- Collin Donnell’s blog — He’s the developer of Pinbook for Pinboard and I discovered his blog only very recently, but I quickly made up for lost time by reading older articles. I really like Collin’s writing. (See for example The Products Apple Doesn’t Have Time to Improve.)
- Jared Sinclair’s blog — He’s the developer of, among other things, Riposte and Whisper for App.net, and I’m looking forward to using his upcoming Unread RSS reader. I found his blog while browsing for Fifty-Three’s Pencil stylus reviews (Jared has written one) and after reading a few other articles, I decided it was worth keeping the blog in my feeds.
- Rob Horning’s Internal Exile — Technology, philosophy, food for thought.
- Jonathon Duerig — I’m adding him to my reading list as a sort of special mention. Jonathon is a developer and has his website where you’ll find more information about his many projects. But my suggestion is to follow him on App.net. He’s a great guy with whom I’ve had many interesting discussions and exchanges. He may challenge your point of view, but what follows is always constructive.
Other voices and resources, not strictly related to the tech sphere:
- Donovan Bond’s website — Photography above all. If you love Fujifilm’s digital cameras, you’ll want to add his Fuji vs. Fuji project to your bookmarks.
- The VSCO Journal — I love everything Visual Supply Co. does, and their Journal is a great source of inspiration, especially if you’re into photography and design.
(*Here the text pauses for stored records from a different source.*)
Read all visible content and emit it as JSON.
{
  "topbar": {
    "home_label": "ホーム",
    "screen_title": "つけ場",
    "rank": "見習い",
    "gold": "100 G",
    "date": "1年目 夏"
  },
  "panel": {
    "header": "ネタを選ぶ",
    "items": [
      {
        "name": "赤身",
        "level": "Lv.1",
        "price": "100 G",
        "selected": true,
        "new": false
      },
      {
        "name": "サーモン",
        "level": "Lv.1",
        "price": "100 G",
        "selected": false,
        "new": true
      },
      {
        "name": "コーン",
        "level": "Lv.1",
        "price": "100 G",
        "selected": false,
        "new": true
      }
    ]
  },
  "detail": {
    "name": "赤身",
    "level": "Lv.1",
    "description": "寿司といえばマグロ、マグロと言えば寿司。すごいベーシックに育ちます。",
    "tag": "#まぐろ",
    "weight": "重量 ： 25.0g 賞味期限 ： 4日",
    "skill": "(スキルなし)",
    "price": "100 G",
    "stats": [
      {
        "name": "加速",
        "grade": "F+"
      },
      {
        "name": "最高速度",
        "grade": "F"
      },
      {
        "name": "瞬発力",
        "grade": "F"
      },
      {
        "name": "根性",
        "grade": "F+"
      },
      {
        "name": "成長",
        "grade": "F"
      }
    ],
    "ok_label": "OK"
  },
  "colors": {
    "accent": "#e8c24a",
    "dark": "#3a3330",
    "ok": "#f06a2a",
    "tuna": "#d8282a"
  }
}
- Fern Riddell’s Vice and Virtue Blog • The London Music Hall’s 1850–1939 — I’m a bit of a Victorian and Edwardian eras’ fanatic, and I was very pleased to add Fern’s website to my resources. Her About page will tell you all you need to know about who she is and where she comes from. I can tell you she’s smart and witty, and if you like what she writes and the themes she talks about, you should also follow her on Twitter.
- Messy Nessy Chic — The tag line says it all: Blogging on the off-beat, the unique and the chic. Curious Internet findings, abandoned places, interesting photographs… and much more. Browse the archives, follow the related links at the bottom of every article and go down the rabbit hole. You won’t regret the time you spend on her site.
- Liz Climo’s tumblr — I love her drawing style and sense of humour.
- Transit Maps — I’m obsessed with transit maps — especially historical transit maps — and this is a fantastic resource to follow on Tumblr.
Is this all? Probably not, and I may update this list in the following days. Oh, and of course I keep reading all the resources and people I found in 2012…